I know from experience that people don't like having money taken from their pockets. Trust me, even if it doesn't get desired results every time, it definitely gets attention--and maybe "attention" is all that is needed to get parents involved in their child's in-school behavior.

next up (separate post): housing reform.

UPDATE: I should have warned you--or you should know by now--I normally "rush" these posts to print and therefore frequently have "writer's remorse". Obviously, education reform needs to entail more than just an added behavior incentive. There's got to be. . .you know. . .education.

Of the current "system", I like the idea behind vouchers, but feel it is but a band-aid trying to stop the damage from an open-chest wound. I don't like standardized tests EVERY year, or every two years or whatever. I think there should be one test, to be taken at any point in high school: life skills. Can you do basic math? Can you read to a suitable comprehension level? Do you understand what your signature means on a contract? Do you know what a contract is? And by "basic" and "suitable", I mean enough that passing the test means that you have the skills to contribute to society should you choose to do such.

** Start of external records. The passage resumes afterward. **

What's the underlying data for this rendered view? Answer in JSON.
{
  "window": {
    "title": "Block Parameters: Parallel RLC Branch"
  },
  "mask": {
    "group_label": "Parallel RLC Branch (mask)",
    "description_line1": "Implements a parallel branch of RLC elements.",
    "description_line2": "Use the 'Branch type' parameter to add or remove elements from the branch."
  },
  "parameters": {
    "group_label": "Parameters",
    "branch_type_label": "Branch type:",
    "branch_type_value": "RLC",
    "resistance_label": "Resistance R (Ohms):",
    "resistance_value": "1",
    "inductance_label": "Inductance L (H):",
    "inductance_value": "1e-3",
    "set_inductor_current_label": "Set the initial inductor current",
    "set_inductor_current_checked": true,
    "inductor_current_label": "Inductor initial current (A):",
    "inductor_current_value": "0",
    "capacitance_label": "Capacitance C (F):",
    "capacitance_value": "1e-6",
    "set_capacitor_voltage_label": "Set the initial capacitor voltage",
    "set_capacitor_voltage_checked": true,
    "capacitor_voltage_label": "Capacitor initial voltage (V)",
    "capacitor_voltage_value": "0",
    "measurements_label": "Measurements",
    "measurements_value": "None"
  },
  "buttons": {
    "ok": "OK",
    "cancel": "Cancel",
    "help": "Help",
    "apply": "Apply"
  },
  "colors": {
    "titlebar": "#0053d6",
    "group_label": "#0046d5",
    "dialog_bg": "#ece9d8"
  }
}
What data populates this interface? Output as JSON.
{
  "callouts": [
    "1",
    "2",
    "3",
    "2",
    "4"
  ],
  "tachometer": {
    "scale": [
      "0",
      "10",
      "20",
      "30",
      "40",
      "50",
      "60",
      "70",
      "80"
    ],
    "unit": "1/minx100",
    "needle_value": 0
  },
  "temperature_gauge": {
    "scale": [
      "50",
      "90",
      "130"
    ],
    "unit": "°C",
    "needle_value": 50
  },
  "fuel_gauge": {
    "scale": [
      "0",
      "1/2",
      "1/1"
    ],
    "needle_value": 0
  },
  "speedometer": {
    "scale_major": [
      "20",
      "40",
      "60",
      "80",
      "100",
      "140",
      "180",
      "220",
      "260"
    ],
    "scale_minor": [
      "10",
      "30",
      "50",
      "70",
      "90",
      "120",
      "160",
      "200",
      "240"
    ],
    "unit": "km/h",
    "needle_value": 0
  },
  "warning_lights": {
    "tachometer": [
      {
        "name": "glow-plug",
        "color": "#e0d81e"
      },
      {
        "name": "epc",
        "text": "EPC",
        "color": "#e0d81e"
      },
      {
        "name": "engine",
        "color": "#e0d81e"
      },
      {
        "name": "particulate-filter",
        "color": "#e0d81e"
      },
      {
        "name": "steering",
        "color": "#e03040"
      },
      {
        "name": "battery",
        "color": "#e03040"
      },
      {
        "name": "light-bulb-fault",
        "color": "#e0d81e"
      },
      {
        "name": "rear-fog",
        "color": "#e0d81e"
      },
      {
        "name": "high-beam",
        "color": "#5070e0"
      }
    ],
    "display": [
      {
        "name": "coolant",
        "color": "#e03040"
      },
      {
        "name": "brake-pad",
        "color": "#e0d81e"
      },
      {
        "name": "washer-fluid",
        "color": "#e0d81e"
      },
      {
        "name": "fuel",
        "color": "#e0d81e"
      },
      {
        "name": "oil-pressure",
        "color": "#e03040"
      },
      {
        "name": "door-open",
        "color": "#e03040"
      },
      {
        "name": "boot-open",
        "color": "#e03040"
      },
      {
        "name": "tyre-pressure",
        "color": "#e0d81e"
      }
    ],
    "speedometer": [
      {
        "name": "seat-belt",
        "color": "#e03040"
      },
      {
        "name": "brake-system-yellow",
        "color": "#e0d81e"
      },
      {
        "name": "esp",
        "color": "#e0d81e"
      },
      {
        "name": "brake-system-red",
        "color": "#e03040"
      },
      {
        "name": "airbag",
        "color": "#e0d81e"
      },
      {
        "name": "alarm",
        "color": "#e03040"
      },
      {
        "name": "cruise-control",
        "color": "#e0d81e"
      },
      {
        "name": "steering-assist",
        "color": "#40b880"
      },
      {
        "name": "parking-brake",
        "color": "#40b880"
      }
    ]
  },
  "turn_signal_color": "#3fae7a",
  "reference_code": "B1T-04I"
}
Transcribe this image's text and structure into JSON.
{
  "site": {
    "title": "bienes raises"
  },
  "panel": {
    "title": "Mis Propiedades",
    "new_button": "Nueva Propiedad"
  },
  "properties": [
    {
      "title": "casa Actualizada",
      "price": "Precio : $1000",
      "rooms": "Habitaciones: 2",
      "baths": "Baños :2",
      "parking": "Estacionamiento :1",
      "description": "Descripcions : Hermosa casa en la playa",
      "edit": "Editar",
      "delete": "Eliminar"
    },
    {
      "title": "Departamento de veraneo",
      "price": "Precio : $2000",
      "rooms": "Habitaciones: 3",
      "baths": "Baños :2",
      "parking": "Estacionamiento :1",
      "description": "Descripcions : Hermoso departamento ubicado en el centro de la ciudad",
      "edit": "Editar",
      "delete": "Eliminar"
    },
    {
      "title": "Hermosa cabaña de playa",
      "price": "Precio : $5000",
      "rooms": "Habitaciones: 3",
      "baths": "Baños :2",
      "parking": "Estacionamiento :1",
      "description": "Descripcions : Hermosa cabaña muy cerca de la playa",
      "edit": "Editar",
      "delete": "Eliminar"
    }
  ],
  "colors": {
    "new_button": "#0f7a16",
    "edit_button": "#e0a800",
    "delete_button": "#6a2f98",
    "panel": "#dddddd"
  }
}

So what about curriculum checks? You know, making sure our schools are teaching interested learners the right stuff to go to secondary education and the like? Well, here I think the federal government needs to set a nationwide "baseline" for curricula, with state governments in charge of overseeing compliance. "High school graduates" should have at least passed an algebra class in math; should have completed at least one 8-page research paper (written in English) for a passing grade in English; have finished basic civics and American History classes; have passed a life science class and had a brief intro to chemistry and physics--things like that. But please note that a "high school graduate" is not necessarily a kid who's ready for college--he or she is a kid that has the opportunity to exercise the freedom that comes with being 18 to choose a path for themselves. And if college is that path. . .well, they MAY have a little work ahead to get themselves ready for that journey, just like some kids under the current system.

By the way, if you have completed the requirements for a "high school graduate" in your state before your senior year in high school but after your 16th birthday, you can still graduate then, if that is your choice. My hope is that a lot of disinterested students would cease to occupy a place in the schools and strike out to earn a paycheck, paying early dividends to the state income pool (the added benefit would be that 11th and 12th grade classes would be populated mostly by students who realize the worth of their education, which pays huge benefits to the school as well). Children who took advantage of an "early graduation" option would NOT be eligible for unemployment or any other welfare-related product, in an effort to "drive" them towards jobs. Once a student pulls out of "high school" as a graduate, he or she can't go back--the free ride education is over. But if more learnin' is what a kid is looking for, then there's always community colleges and on-line classes to be taken. A path for EVERYONE--with the decisions made by the students, NOT the government.

The goal of our education system should be to make young adults--18 year old adults--possessed of enough knowledge and analytic skills to figure out on their own what they want to do with their lives. The government can't "mandate" that on anybody, and the system becomes too large and unresponsive when we try. Not everybody should receive a "college lite" education from their parents' tax dollars. Of course, there are those who will get that, complete with AP courses and the such to earn real college credit, and that is a service that needs to be continually offered--but that isn't right for everybody.

I "might" be exhausted on this front now. . .but we'll see what I think of over the next couple days before I write this off as complete.